I knew trouble was on its way when I found out on Christmas Eve that a lasagna I was baking was the main entree for that evening’s supper. To have it as the main course put undo pressure on my Italian cooking skills. It became inconvenient and a burden.
Then, around midnight that very evening, I was just about to go to sleep and await Santa’s arrival when my wife dropped a dozen toys on the bed.
“Wow,” I said, “You have a lot of gifts to wrap.”
She hit me with a roll of wrapping paper and insisted I help. Inconvenient and certainly not what I wanted to do at midnight. Not only do I not like Christmas with too many inconveniences, I like my Christmas without a cost.
I have a feeling that we all like a Christmas that is not costly or inconvenient. We know it’s Jesus’ birthday, but we like Jesus to stay under the tree and not intrude on our lives too much. We like things to go our way.
I’m sure Ceasar Augustas and the entire religious establishment in first-century Palestine felt the same way when Jesus was born. When the Magi told Herod that a king had been born, he did not welcome the inconvenient truth that God was becoming human in his neck of the woods.
God’s intrusion upon the world–upon the entire cosmos–as He came in the form of a poor baby from Nazareth was quite inconvenient. Until then, God was distant. Everyone stayed in line, and things got done through the heavy-hand of government, law, and piety.
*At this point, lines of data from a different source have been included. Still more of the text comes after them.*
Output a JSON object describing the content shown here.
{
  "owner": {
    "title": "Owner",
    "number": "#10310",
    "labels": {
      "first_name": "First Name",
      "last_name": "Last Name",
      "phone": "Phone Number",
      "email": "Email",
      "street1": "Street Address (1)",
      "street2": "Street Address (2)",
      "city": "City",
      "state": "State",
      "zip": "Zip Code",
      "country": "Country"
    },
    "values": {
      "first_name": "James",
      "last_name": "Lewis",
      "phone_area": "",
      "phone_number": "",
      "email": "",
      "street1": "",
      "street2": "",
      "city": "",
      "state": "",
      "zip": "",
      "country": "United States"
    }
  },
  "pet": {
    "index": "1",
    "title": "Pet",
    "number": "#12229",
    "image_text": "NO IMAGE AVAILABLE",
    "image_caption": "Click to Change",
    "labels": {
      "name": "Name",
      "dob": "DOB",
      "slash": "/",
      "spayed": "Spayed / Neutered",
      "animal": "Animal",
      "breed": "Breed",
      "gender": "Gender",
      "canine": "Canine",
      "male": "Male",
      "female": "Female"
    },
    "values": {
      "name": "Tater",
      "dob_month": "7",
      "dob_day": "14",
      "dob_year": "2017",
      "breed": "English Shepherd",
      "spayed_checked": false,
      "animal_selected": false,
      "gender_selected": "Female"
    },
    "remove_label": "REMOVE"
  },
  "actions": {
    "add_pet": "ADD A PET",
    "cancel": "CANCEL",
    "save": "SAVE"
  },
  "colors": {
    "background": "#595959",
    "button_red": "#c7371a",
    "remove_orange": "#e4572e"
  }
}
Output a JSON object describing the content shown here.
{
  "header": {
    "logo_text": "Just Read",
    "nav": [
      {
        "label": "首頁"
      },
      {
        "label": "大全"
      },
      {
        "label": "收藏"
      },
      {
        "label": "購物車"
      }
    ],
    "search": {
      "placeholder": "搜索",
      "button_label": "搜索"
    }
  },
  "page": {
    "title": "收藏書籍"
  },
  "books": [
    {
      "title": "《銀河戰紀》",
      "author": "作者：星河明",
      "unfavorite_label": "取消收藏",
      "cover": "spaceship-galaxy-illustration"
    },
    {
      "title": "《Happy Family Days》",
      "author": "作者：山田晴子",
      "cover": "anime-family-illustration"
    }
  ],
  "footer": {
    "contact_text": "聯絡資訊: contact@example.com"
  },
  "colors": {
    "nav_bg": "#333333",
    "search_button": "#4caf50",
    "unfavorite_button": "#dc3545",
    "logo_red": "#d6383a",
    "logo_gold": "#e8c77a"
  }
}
When God came, however, the standard changed.
In the “Nunc dimittis,” an old prophet, Simeon, blessed Jesus when Jesus’ parents dedicated him at the temple as was the custom in those days (Luke 2:25-35). Simeon announced the implications of God’s presence: Jesus will be a light to the gentiles and the glory of Israel.
Salvation had come, but at a cost. Simeon pointed out an inconvenient truth: The Christ-child will be cause the rising and falling of many in history, a sign that will be opposed. In coming near to us, Jesus shines a light in our lives and exposes those things that we need to surrender to God. Inconvenient indeed.
Jesus will also cause others to rise–those very people whom many would rather see put down: the poor, the helpless, and the vulnerable. In God’s economy, life situations are reversed and God’s reign looks very different than what we expect. Christmas is a costly one, and we will continue to oppose God’s presence for as long as we stubbornly hold to what we want rather than what God wants.
That Christ child born so long ago was a costly intrusion of God on earth. Destined for an itinerant life of ministry, doomed to die on a cross, Jesus’ birth cost God his son. God surrendered God’s all for us.
Christmas calls into account the cost of discipleship. Not only do we need to let Jesus cause the downfall of those dark areas of our life, but it costs us our all to rise for him. Following Christ costs us our very lives, and the inconvenience that follows the Christian life often hampers our full obedience.
When the angel told Mary that Jesus will be called Emmanuel, “God with us,” the angel was expressing an inconvenient truth because God’s presence means that we actually have to change. Let our prayer be a simple one as we head into the new year: “More of you, O Lord, and less of me. Amen, and amen.”